Cast skull discovery could answer questions about missing Venerable Bede's bones and celebration of medieval cult
A Leicester academic says she has rediscovered the cast of the skull of The Venerable Bede – one of the most influential and idolised scholars in medieval Europe, known as the “father of English history" – in the anatomical collections of the University of Cambridge.
© J Story
The author of The Ecclesiastical History of the English People, which is regarded as perhaps the most important source for understanding early British history and the establishment of Christianity in England, was buried in a tomb in Durham Cathedral following his death in 735. But the location and authenticity of his skull has been the subject of fierce debate since the excavation of his venerated tomb by Dr James Raine in 1831, laying the bones out in a new burial in the Galilee Chapel at the cathedral’s western end.
© J Story
In a new paper and exhibition attempting to pick apart the convoluted post-Reformation turn of events, Professor Jo Story revisits the dispute over whether Raine excavated genuine parts of Bede’s skeleton, citing Raine’s belief that the bones had been widely dispersed after they were stolen from the original burial in the Tyneside town of Jarrow.

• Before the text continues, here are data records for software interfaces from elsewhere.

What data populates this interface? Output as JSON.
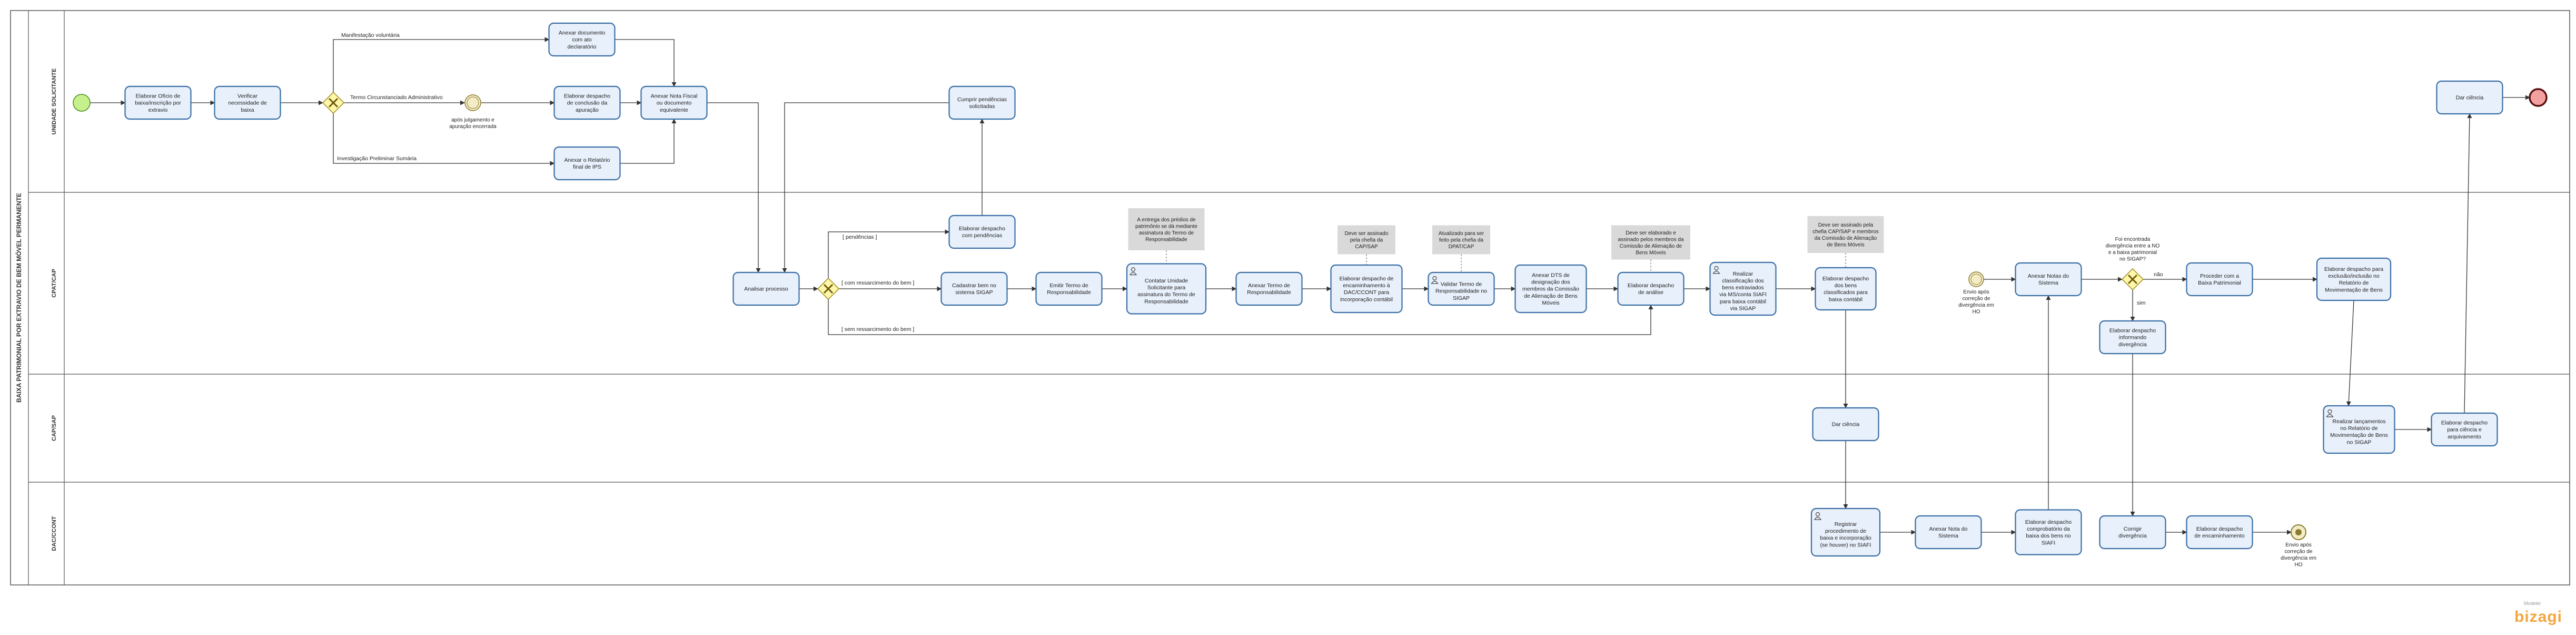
{
  "pool": {
    "label": "BAIXA PATRIMONIAL POR EXTRAVIO DE BEM MÓVEL PERMANENTE"
  },
  "lanes": [
    {
      "id": "ug",
      "label": "UNIDADE SOLICITANTE"
    },
    {
      "id": "cp",
      "label": "CPAT/CAP"
    },
    {
      "id": "ca",
      "label": "CAP/SAP"
    },
    {
      "id": "dc",
      "label": "DAC/CCONT"
    }
  ],
  "tasks": [
    {
      "id": "t1",
      "text": "Elaborar Ofício de baixa/inscrição por extravio"
    },
    {
      "id": "t2",
      "text": "Verificar necessidade de baixa"
    },
    {
      "id": "t3",
      "text": "Anexar documento com ato declaratório"
    },
    {
      "id": "t4",
      "text": "Elaborar despacho de conclusão da apuração"
    },
    {
      "id": "t5",
      "text": "Anexar o Relatório final de IPS"
    },
    {
      "id": "t6",
      "text": "Anexar Nota Fiscal ou documento equivalente"
    },
    {
      "id": "t7",
      "text": "Cumprir pendências solicitadas"
    },
    {
      "id": "t8",
      "text": "Dar ciência"
    },
    {
      "id": "t9",
      "text": "Analisar processo"
    },
    {
      "id": "t10",
      "text": "Elaborar despacho com pendências"
    },
    {
      "id": "t11",
      "text": "Cadastrar bem no sistema SIGAP"
    },
    {
      "id": "t12",
      "text": "Emitir Termo de Responsabilidade"
    },
    {
      "id": "t13",
      "text": "Contatar Unidade Solicitante para assinatura do Termo de Responsabilidade"
    },
    {
      "id": "t14",
      "text": "Anexar Termo de Responsabilidade"
    },
    {
      "id": "t15",
      "text": "Elaborar despacho de encaminhamento à DAC/CCONT para incorporação contábil"
    },
    {
      "id": "t16",
      "text": "Validar Termo de Responsabilidade no SIGAP"
    },
    {
      "id": "t17",
      "text": "Anexar DTS de designação dos membros da Comissão de Alienação de Bens Móveis"
    },
    {
      "id": "t18",
      "text": "Elaborar despacho de análise"
    },
    {
      "id": "t19",
      "text": "Realizar classificação dos bens extraviados via MS/conta SIAFI para baixa contábil via SIGAP"
    },
    {
      "id": "t20",
      "text": "Elaborar despacho dos bens classificados para baixa contábil"
    },
    {
      "id": "t21",
      "text": "Anexar Notas do Sistema"
    },
    {
      "id": "t22",
      "text": "Elaborar despacho informando divergência"
    },
    {
      "id": "t23",
      "text": "Proceder com a Baixa Patrimonial"
    },
    {
      "id": "t24",
      "text": "Elaborar despacho para exclusão/inclusão no Relatório de Movimentação de Bens"
    },
    {
      "id": "t25",
      "text": "Dar ciência"
    },
    {
      "id": "t26",
      "text": "Realizar lançamentos no Relatório de Movimentação de Bens no SIGAP"
    },
    {
      "id": "t27",
      "text": "Elaborar despacho para ciência e arquivamento"
    },
    {
      "id": "t28",
      "text": "Registrar procedimento de baixa e incorporação (se houver) no SIAFI"
    },
    {
      "id": "t29",
      "text": "Anexar Nota do Sistema"
    },
    {
      "id": "t30",
      "text": "Elaborar despacho comprobatório da baixa dos bens no SIAFI"
    },
    {
      "id": "t31",
      "text": "Corrigir divergência"
    },
    {
      "id": "t32",
      "text": "Elaborar despacho de encaminhamento"
    }
  ],
  "annotations": [
    {
      "id": "a1",
      "text": "A entrega dos prédios de patrimônio se dá mediante assinatura do Termo de Responsabilidade"
    },
    {
      "id": "a2",
      "text": "Deve ser assinado pela chefia da CAP/SAP"
    },
    {
      "id": "a3",
      "text": "Atualizado para ser feito pela chefia da DPAT/CAP"
    },
    {
      "id": "a4",
      "text": "Deve ser elaborado e assinado pelos membros da Comissão de Alienação de Bens Móveis"
    },
    {
      "id": "a5",
      "text": "Deve ser assinado pela chefia CAP/SAP e membros da Comissão de Alienação de Bens Móveis"
    }
  ],
  "flow_labels": {
    "manifestacao": "Manifestação voluntária",
    "termo": "Termo Circunstanciado Administrativo",
    "investigacao": "Investigação Preliminar Sumária",
    "pendencias": "[ pendências ]",
    "com_ressarcimento": "[ com ressarcimento do bem ]",
    "sem_ressarcimento": "[ sem ressarcimento do bem ]",
    "nao": "não",
    "sim": "sim"
  },
  "events": {
    "timer1": "após julgamento e apuração encerrada",
    "inter1": "Envio após correção de divergência em HO",
    "end2": "Envio após correção de divergência em HO"
  },
  "gateway_question": "Foi encontrada divergência entre a NO e a baixa patrimonial no SIGAP?",
  "logo": {
    "word": "bizagi",
    "sub": "Modeler"
  },
  "colors": {
    "task_fill": "#e8f0fb",
    "task_stroke": "#3a6ea5",
    "annotation_fill": "#d9d9d9",
    "gateway_fill": "#fff6a8",
    "start_fill": "#c6f08c",
    "end_fill": "#f3a0a0",
    "logo": "#f2a641"
  }
}
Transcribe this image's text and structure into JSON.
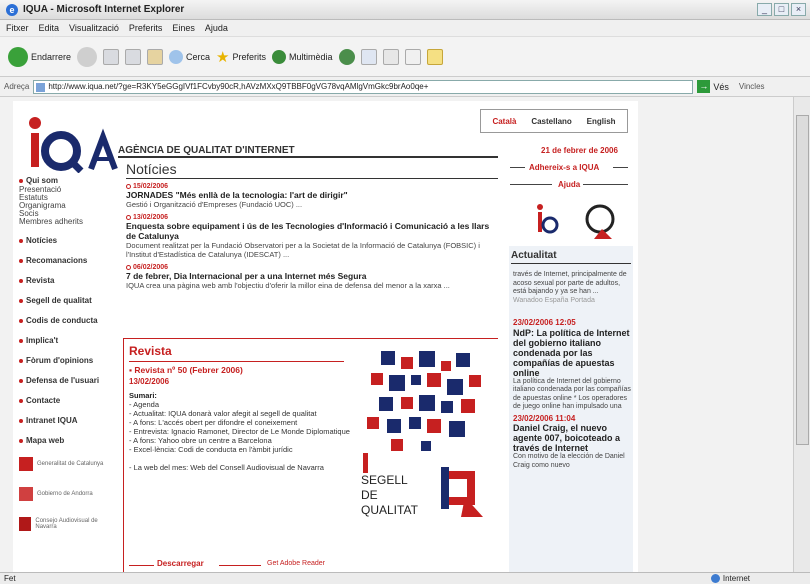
{
  "window": {
    "title": "IQUA - Microsoft Internet Explorer"
  },
  "menu": [
    "Fitxer",
    "Edita",
    "Visualització",
    "Preferits",
    "Eines",
    "Ajuda"
  ],
  "toolbar": {
    "back": "Endarrere",
    "search": "Cerca",
    "favorites": "Preferits",
    "media": "Multimèdia"
  },
  "address": {
    "label": "Adreça",
    "url": "http://www.iqua.net/?ge=R3KY5eGGgIVf1FCvby90cR,hAVzMXxQ9TBBF0gVG78vqAMlgVmGkc9brAo0qe+",
    "go": "Vés",
    "links": "Vincles"
  },
  "status": {
    "left": "Fet",
    "zone": "Internet"
  },
  "site": {
    "logo": "IQUA",
    "agency": "AGÈNCIA DE QUALITAT D'INTERNET",
    "langs": [
      "Català",
      "Castellano",
      "English"
    ],
    "date": "21 de febrer de 2006",
    "adhereix": "Adhereix-s a IQUA",
    "ajuda": "Ajuda"
  },
  "nav": {
    "quisom": "Qui som",
    "subs": [
      "Presentació",
      "Estatuts",
      "Organigrama",
      "Socis",
      "Membres adherits"
    ],
    "items": [
      "Notícies",
      "Recomanacions",
      "Revista",
      "Segell de qualitat",
      "Codis de conducta",
      "Implica't",
      "Fòrum d'opinions",
      "Defensa de l'usuari",
      "Contacte",
      "Intranet IQUA",
      "Mapa web"
    ],
    "logos": [
      "Generalitat de Catalunya",
      "Gobierno de Andorra",
      "Consejo Audiovisual de Navarra"
    ]
  },
  "news": {
    "title": "Notícies",
    "items": [
      {
        "date": "15/02/2006",
        "head": "JORNADES \"Més enllà de la tecnologia: l'art de dirigir\"",
        "body": "Gestió i Organització d'Empreses (Fundació UOC) ..."
      },
      {
        "date": "13/02/2006",
        "head": "Enquesta sobre equipament i ús de les Tecnologies d'Informació i Comunicació a les llars de Catalunya",
        "body": "Document realitzat per la Fundació Observatori per a la Societat de la Informació de Catalunya (FOBSIC) i l'Institut d'Estadística de Catalunya (IDESCAT) ..."
      },
      {
        "date": "06/02/2006",
        "head": "7 de febrer, Dia Internacional per a una Internet més Segura",
        "body": "IQUA crea una pàgina web amb l'objectiu d'oferir la millor eina de defensa del menor a la xarxa ..."
      }
    ]
  },
  "revista": {
    "title": "Revista",
    "issue": "Revista nº 50 (Febrer 2006)",
    "date": "13/02/2006",
    "sumari_label": "Sumari:",
    "sumari": [
      "- Agenda",
      "- Actualitat: IQUA donarà valor afegit al segell de qualitat",
      "- A fons: L'accés obert per difondre el coneixement",
      "- Entrevista: Ignacio Ramonet, Director de Le Monde Diplomatique",
      "- A fons: Yahoo obre un centre a Barcelona",
      "- Excel·lència: Codi de conducta en l'àmbit jurídic",
      "",
      "- La web del mes: Web del Consell Audiovisual de Navarra"
    ],
    "segell": [
      "SEGELL",
      "DE",
      "QUALITAT"
    ],
    "download": "Descarregar",
    "adobe": "Get Adobe Reader"
  },
  "actualitat": {
    "title": "Actualitat",
    "intro": "través de Internet, principalmente de acoso sexual por parte de adultos, está bajando y ya se han ...",
    "intro_src": "Wanadoo España Portada",
    "items": [
      {
        "date": "23/02/2006 12:05",
        "head": "NdP: La política de Internet del gobierno italiano condenada por las compañías de apuestas online",
        "body": "La política de Internet del gobierno italiano condenada por las compañías de apuestas online * Los operadores de juego online han impulsado una"
      },
      {
        "date": "23/02/2006 11:04",
        "head": "Daniel Craig, el nuevo agente 007, boicoteado a través de Internet",
        "body": "Con motivo de la elección de Daniel Craig como nuevo"
      }
    ]
  },
  "colors": {
    "brand_red": "#c62020",
    "dark": "#333333"
  }
}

© J Story
“The story of the skull of Bede is one that takes us to the heart of 19th century ideas about race and the peopling of the British Isles in antiquity,” says the University of Leicester historian, who co-authored the research, published in The Antiquaries Journal, with former University of Newcastle Deputy Vice-Chancellor Richard Bailey.
© J Story
“It traces the thread of evidence that links the cast in the Cambridge cupboard back to the excavation of Bede’s tomb in Durham Cathedral in 1831, and from there back to the destruction of the medieval shrines of saints in Reformation England, to the devotion to the memory of Bede throughout the middle ages, to the creation of Durham Cathedral in early 12th Norman England.”
© Source: Raine 1828, 214; Raine 1833, 63
Alfred Westou, described as a “thieving monk” responsible for stealing the bones from a monastery, is believed to have secreted the remains for safekeeping into the tomb of St Cuthbert at Durham, where they remained until being moved from the Anglo-Saxon building into the modern Norman cathedral.
© Source: Plummer 1899, pl 1; reprinted in Fowler 1900, 19–24
© Source: Davis and Thurnam 1856–65
“Thirty years ago, when working on the cult of Bede, I discovered Dr Raine’s handwritten note which showed that he had ordered three casts of the skull he had found in Bede’s tomb,” recalls Bailey.
© J Story
“I tracked the subsequent fate of one of them through to the Newcastle Society of Antiquaries but it had disappeared by 1900.
© Courtesy the Chapter of Durham Cathedral
“Every other trail I tried to follow then went cold on me. Imagine my surprise, therefore, when Professor Story e-mailed me with a photograph of the Cambridge cast.
“Of course, that means that there may still be one more out there somewhere.”
Raine is said to have been “perplexed” by the shape of the skull he found, making plaster casts before reinterring the bones. He is known to have given one to Dr John Thurnam, a pioneering psychiatrist and Fellow of the Society of Antiquaries of London who had developed a specialist interest in ethnography and archaeology alongside his medical work, but all three have since been considered lost.
© Courtesy Newcastle City Library
Matt Storey, of Bede’s World, a social space in Jarrow where the skull will go on show, feels the collaboration between organisers and academics in Leicester and Cambridge has been “very successful”.
© Bede's World
“It is exciting that we have been able to acquire a cast of the skull of Bede for permanent display at the museum,” he says.
“But the story behind the cast opens up a number of fascinating questions about what happened to Bede’s bones after his death along with the celebration of his cult in medieval Europe.”
- You can see the skull at the museum of Early Medieval Northumbria at Bede’s World from September 8 2015. Read the Skull of Bede report online until December 31.
Three museums to see skulls in
Salt Museum, Droitwich Spa
The permanent exhibition shows the fascinating story of the town from pre-Roman times to modern day, including reconstructed faces from Roman skulls revealing some incredible facts about their lifestyles and their appearance.
The Hunterian Museum, London
Brought together over four centuries by a cast of colourful characters including John Hunter (1728-1793), this collection contains a compelling mix of comparative anatomy and pathology specimens; complete skeletons, bones, skulls, teeth and more.
Writers' Museum, Edinburgh
A plaster cast of Robert Burns' skull here is one of only three ever made. Even if you’re not a bookworm, it’s well worth a visit.